The Rio Grande's treadle foot can be raised or lowered to match an uneven surface. The wheel incorporates modern parts. For example, rather than the drive band adjustment being on the spindle head side, the upright for the wheel adjusts using a very large bit of metal hardware.
I spent, oh, perhaps twenty minutes using the Rio Grande (I wasn't watching the time), first with the treadle attached, then with the treadle unattached and powering the wheel by hand.
I've been saying I'd like access to a great wheel. I feel like my bluff has been called.
My first turn at a great wheel this past spring was absolutely stupendously smooth and effortless. My performance on the Rio Grande was less than satisfactory. My treadling was awkward and choppy. My yarn was woefully underspun. There were slubs. I kept missing the wheel spokes when I tried turning by hand. Winding on took concentration and backpedaling to try and rapidly fix errors in judgment.
It was like how I kept ordering crab cakes in restaurants there for a while when I first moved to Virginia because the first one I ever ate was so good. The rest were disappointing.
The wheel is good; it was me that wasn't working properly.
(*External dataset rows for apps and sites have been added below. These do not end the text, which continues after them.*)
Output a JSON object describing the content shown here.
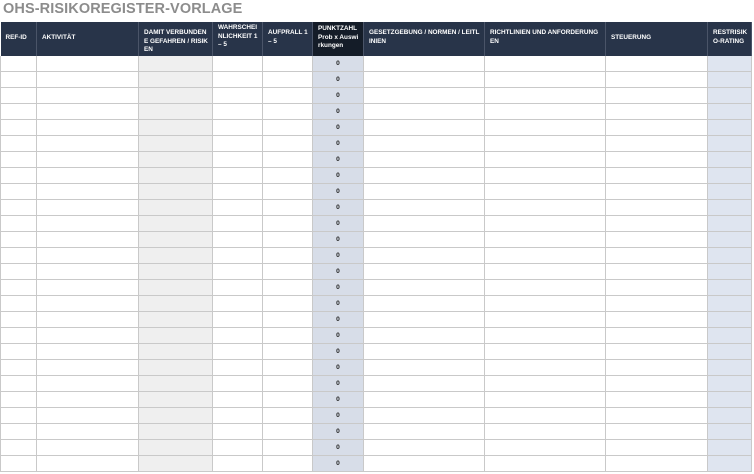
{
  "title": "OHS-RISIKOREGISTER-VORLAGE",
  "columns": [
    {
      "label": "REF-ID"
    },
    {
      "label": "AKTIVITÄT"
    },
    {
      "label": "DAMIT VERBUNDENE GEFAHREN / RISIKEN"
    },
    {
      "label": "WAHRSCHEINLICHKEIT 1 – 5"
    },
    {
      "label": "AUFPRALL 1 – 5"
    },
    {
      "label": "PUNKTZAHL Prob x Auswirkungen"
    },
    {
      "label": "GESETZGEBUNG / NORMEN / LEITLINIEN"
    },
    {
      "label": "RICHTLINIEN UND ANFORDERUNGEN"
    },
    {
      "label": "STEUERUNG"
    },
    {
      "label": "RESTRISIKO-RATING"
    }
  ],
  "score_values": [
    "0",
    "0",
    "0",
    "0",
    "0",
    "0",
    "0",
    "0",
    "0",
    "0",
    "0",
    "0",
    "0",
    "0",
    "0",
    "0",
    "0",
    "0",
    "0",
    "0",
    "0",
    "0",
    "0",
    "0",
    "0",
    "0"
  ],
  "colors": {
    "header_bg": "#283449",
    "score_header_bg": "#141c28",
    "title_text": "#8c8c8c",
    "hazard_col_bg": "#efefef",
    "score_col_bg": "#d7dde8",
    "residual_col_bg": "#dfe5f0"
  }
}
Sometimes you need to practice a great deal before you get the hang of a new task. And some days it just doesn't happen.